(Data items)
================

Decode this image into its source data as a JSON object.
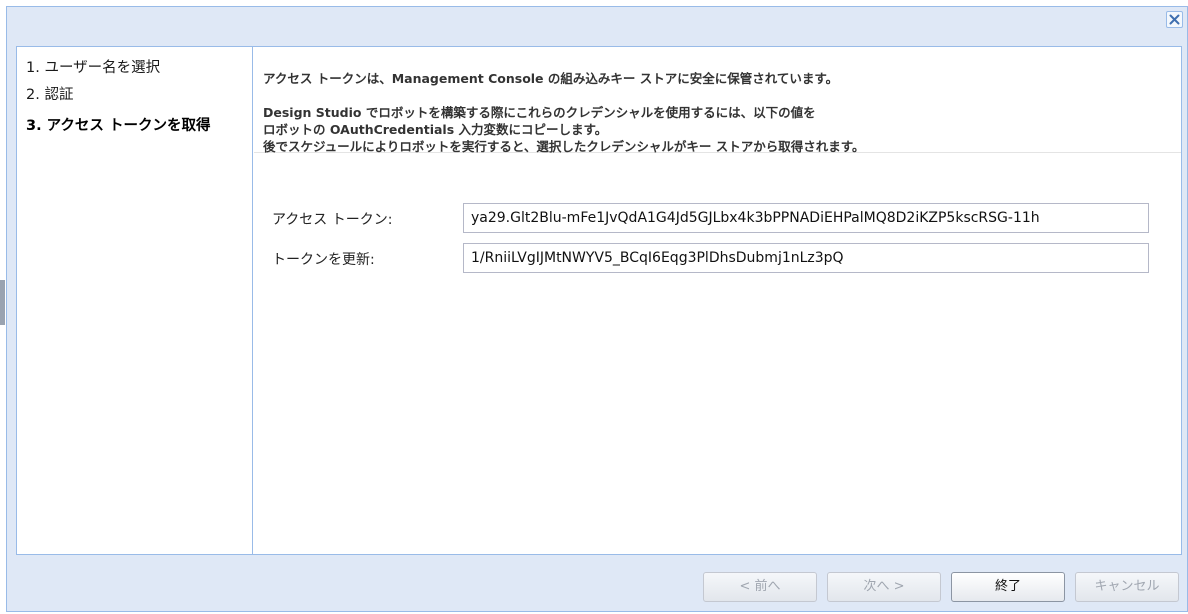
{
  "close_label": "×",
  "steps": [
    {
      "label": "1. ユーザー名を選択"
    },
    {
      "label": "2. 認証"
    },
    {
      "label": "3. アクセス トークンを取得"
    }
  ],
  "info": {
    "line1": "アクセス トークンは、Management Console の組み込みキー ストアに安全に保管されています。",
    "line2": "Design Studio でロボットを構築する際にこれらのクレデンシャルを使用するには、以下の値を",
    "line3": "ロボットの OAuthCredentials 入力変数にコピーします。",
    "line4": "後でスケジュールによりロボットを実行すると、選択したクレデンシャルがキー ストアから取得されます。"
  },
  "fields": {
    "access_token_label": "アクセス トークン:",
    "access_token_value": "ya29.Glt2Blu-mFe1JvQdA1G4Jd5GJLbx4k3bPPNADiEHPalMQ8D2iKZP5kscRSG-11h",
    "refresh_token_label": "トークンを更新:",
    "refresh_token_value": "1/RniiLVgIJMtNWYV5_BCqI6Eqg3PlDhsDubmj1nLz3pQ"
  },
  "buttons": {
    "prev": "< 前へ",
    "next": "次へ >",
    "finish": "終了",
    "cancel": "キャンセル"
  },
  "colors": {
    "frame_border": "#99bbe8",
    "dialog_bg": "#dfe8f6"
  }
}
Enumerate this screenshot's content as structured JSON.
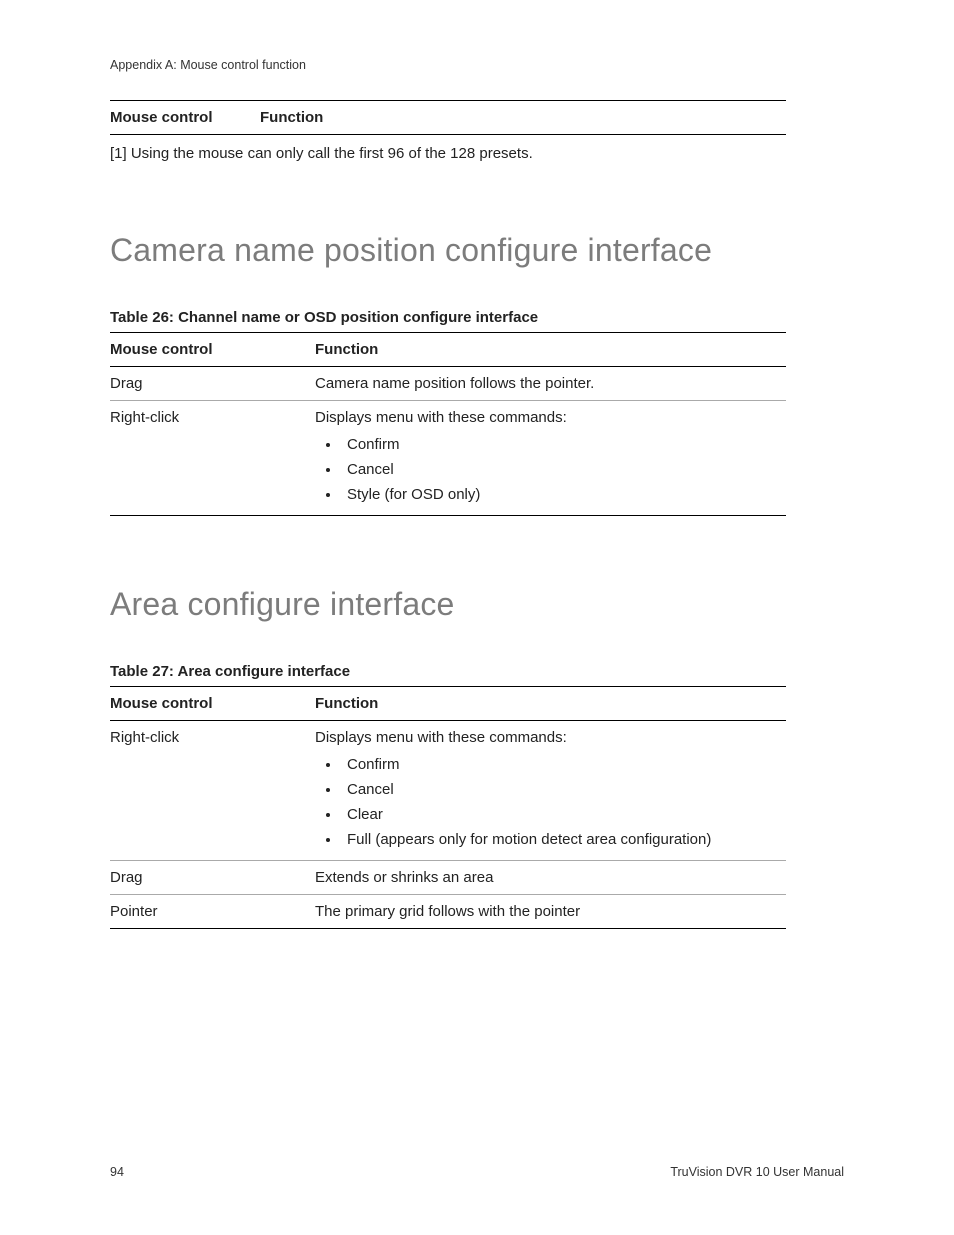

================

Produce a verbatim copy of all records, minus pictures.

§ Written answer:
Decode this image into its source data as a JSON object.
{
  "close_label": "×",
  "steps": [
    {
      "label": "1. ユーザー名を選択"
    },
    {
      "label": "2. 認証"
    },
    {
      "label": "3. アクセス トークンを取得"
    }
  ],
  "info": {
    "line1": "アクセス トークンは、Management Console の組み込みキー ストアに安全に保管されています。",
    "line2": "Design Studio でロボットを構築する際にこれらのクレデンシャルを使用するには、以下の値を",
    "line3": "ロボットの OAuthCredentials 入力変数にコピーします。",
    "line4": "後でスケジュールによりロボットを実行すると、選択したクレデンシャルがキー ストアから取得されます。"
  },
  "fields": {
    "access_token_label": "アクセス トークン:",
    "access_token_value": "ya29.Glt2Blu-mFe1JvQdA1G4Jd5GJLbx4k3bPPNADiEHPalMQ8D2iKZP5kscRSG-11h",
    "refresh_token_label": "トークンを更新:",
    "refresh_token_value": "1/RniiLVgIJMtNWYV5_BCqI6Eqg3PlDhsDubmj1nLz3pQ"
  },
  "buttons": {
    "prev": "< 前へ",
    "next": "次へ >",
    "finish": "終了",
    "cancel": "キャンセル"
  },
  "colors": {
    "frame_border": "#99bbe8",
    "dialog_bg": "#dfe8f6"
  }
}
Enumerate this screenshot's content as structured JSON.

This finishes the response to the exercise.